— Work instruction —
Filter the entries for the string "smooth". Copy each line that has it.

— Data records —

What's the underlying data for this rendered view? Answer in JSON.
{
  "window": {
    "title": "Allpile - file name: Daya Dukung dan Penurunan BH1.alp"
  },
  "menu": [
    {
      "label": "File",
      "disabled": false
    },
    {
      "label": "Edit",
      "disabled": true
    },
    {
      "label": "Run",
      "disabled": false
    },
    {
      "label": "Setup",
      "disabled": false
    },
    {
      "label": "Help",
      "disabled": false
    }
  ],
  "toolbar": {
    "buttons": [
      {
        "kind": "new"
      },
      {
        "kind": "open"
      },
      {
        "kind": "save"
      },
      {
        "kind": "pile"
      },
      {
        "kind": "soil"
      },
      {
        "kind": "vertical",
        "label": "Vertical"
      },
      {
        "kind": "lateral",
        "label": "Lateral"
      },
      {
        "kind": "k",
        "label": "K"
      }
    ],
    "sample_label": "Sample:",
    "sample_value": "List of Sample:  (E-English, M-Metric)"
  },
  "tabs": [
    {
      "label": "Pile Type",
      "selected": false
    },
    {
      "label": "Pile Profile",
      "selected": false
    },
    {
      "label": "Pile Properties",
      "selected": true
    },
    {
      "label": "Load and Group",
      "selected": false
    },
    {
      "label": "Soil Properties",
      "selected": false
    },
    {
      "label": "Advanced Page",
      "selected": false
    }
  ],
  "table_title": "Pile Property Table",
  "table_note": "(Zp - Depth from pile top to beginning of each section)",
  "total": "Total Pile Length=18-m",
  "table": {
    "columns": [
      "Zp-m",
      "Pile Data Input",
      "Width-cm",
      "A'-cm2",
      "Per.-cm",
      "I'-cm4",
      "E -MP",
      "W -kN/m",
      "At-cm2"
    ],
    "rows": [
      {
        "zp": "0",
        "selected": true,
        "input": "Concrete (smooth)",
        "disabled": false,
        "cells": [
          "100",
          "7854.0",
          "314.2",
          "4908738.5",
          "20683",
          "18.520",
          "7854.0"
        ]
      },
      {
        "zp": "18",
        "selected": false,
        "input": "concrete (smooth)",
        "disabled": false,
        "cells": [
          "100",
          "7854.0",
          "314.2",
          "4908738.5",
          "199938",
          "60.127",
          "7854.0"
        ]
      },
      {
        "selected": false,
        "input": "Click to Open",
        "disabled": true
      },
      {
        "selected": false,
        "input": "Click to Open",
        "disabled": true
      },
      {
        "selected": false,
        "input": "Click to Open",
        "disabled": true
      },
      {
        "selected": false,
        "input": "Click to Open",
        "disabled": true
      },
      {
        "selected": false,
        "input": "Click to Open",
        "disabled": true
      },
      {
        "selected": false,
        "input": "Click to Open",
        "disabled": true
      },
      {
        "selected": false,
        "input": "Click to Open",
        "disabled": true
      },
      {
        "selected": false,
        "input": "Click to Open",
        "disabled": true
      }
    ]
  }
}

— Answer section —
        "input": "Concrete (smooth)",
        "input": "concrete (smooth)",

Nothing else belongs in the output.